Members of lineage societies make revolutionary connections and promote patriotism
The oldest chapters in Texas of both the Daughters of the American Revolution and the Sons of the American Revolution are in Galveston. Both started in 1895, and both remain active service organizations that promote patriotism.
Genealogy often is what attracts people to the organizations, but members stay for the service to veterans, they say.
“Twenty years ago, I knew nothing about DAR,” Shawn Carlson said. “It just wasn’t on my radar.”
Now, Carlson is regent of the George Washington Chapter of the National Society of the Daughters of the American Revolution based in Galveston.
In 2000, one of her aunts wanted to join the Daughters of the American Revolution and needed to research her family tree, Carlson said. She turned to Carlson for help.
Carlson, a retired historical archaeologist and museum curator who now lives in Galveston, was an ideal researcher.
Carlson’s aunt had a handwritten list with old family names, Carlson said. From that start, Carlson tracked down seven ancestors connected to the revolution.
When her aunt applied, Carlson and her daughter also applied.
The chapter focuses on patriotic service to veterans, Carlson said. Two members are involved in the Honor Flight Network, an organization that takes American veterans to Washington, D.C., to visit memorials. The two women go to the airport to see the traveling veterans off, and they’re at the airport to welcome them home.
The chapter also collects toiletries, winter coats and Valentine cards for veterans.
Historic preservation, education and patriotism are other ongoing efforts, such as the annual school essay contest.
In September, the organization celebrates Constitution Week by distributing copies of the U.S. Constitution. The National Society of the Daughters of the American Revolution petitioned the U.S. Congress in 1955 to recognize Sept. 17-23 as Constitution Week to make people aware of their rights and what’s in the document.
About 60 years ago, Catherine Polk was reading an article in Redbook magazine about how someone could join the organization, she said. An aunt already belonged at the time, and that’s who Polk turned to get to started on her paperwork, she said.
Now, Polk’s three daughters also have joined the lineage society. Nancy Hall, Elizabeth Goza and Susan Clark all are active members.
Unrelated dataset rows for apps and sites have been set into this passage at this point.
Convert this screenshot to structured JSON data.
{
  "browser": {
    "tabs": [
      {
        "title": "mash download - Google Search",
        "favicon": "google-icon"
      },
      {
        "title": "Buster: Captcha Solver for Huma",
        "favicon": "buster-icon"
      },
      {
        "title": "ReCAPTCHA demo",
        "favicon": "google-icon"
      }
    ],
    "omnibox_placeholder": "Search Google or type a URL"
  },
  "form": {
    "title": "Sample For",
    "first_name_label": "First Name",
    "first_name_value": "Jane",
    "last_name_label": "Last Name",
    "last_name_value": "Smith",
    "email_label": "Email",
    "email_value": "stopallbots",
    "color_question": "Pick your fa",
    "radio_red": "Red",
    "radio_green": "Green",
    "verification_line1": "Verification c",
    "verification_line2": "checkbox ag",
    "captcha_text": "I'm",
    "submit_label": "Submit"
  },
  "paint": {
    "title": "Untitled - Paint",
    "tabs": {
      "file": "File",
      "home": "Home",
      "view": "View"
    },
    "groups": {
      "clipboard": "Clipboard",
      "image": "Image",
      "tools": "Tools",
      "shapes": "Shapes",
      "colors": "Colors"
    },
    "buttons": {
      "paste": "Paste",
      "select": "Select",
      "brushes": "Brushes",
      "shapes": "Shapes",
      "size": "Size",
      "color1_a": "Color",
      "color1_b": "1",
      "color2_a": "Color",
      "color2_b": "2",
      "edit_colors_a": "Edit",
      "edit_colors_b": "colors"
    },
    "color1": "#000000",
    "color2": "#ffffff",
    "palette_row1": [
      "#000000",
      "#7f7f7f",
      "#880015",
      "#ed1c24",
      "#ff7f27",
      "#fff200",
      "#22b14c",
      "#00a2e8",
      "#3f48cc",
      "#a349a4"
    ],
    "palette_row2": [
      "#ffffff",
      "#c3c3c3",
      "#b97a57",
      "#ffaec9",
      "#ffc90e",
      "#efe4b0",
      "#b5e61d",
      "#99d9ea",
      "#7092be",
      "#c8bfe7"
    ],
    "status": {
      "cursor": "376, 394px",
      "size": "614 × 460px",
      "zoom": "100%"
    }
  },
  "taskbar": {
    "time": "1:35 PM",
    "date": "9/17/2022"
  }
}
Goza’s daughter and Polk’s granddaughter, Merrell Goza, also is a member.
“When I turned 18, Mom told me I had to join so I could get my 50-year pin before she died,” Hall said.
Clark lived in Georgia for a while and joined a local chapter there.
“I made instant friends,” Clark said. The sense of connection and common history was that strong, she said. Clark also attended national conferences.
Hall researches family history and has found many brave ancestors, she said. The stories have inspired her sisters.
“At different points in my life, when I’ve had hard times, I told myself I can survive if they survived,” Clark said.
“I told all three of them they can’t transfer out of this chapter until two weeks after my funeral,” Polk said as her daughters smiled.
The seriousness of a connection to the American Revolution isn’t a subject the family takes lightly.
“This is not just having lunch with other ladies,” Elizabeth Goza said. “It’s very moving. It’s almost spiritual.”
The more research they do, the more family members they find with connections to the revolution.
To be a member of either lineage society, an applicant doesn’t have to be a direct descendant of someone who fought in the war. To join, an applicant has to prove an ancestor aided the revolution, either by military service or by supplying the army or helping in some other concrete way that documentation can prove happened.
Clark Wright, a past president of the Bernardo de Gálvez Chapter No. 1, Sons of the American Revolution, had an ancestor who was a sergeant in the French and Indian War, but during the revolution, he supplied Continental soldiers with beef from his farm.
Wright also belongs to the Sons of the Republic of Texas.
“About 65 percent or 75 percent of the SAR are also in the Sons of the Republic of Texas,” Wright said.
Honoring veterans, participating in Fourth of July parades and sending the colorful Honor Guard to memorial events all are ongoing chapter activities, members said.
Bill Adriance, another past president of the chapter, is raising funds for a statue of Bernardo de Gálvez to place in Galveston, although Gálvez never made it to his namesake island. The Spanish general was a hero at the Siege of Pensacola in 1781. Spain fought against the British during the revolution, but not enough people know about it, he said.
“It was a really important historic event,” Adriance said.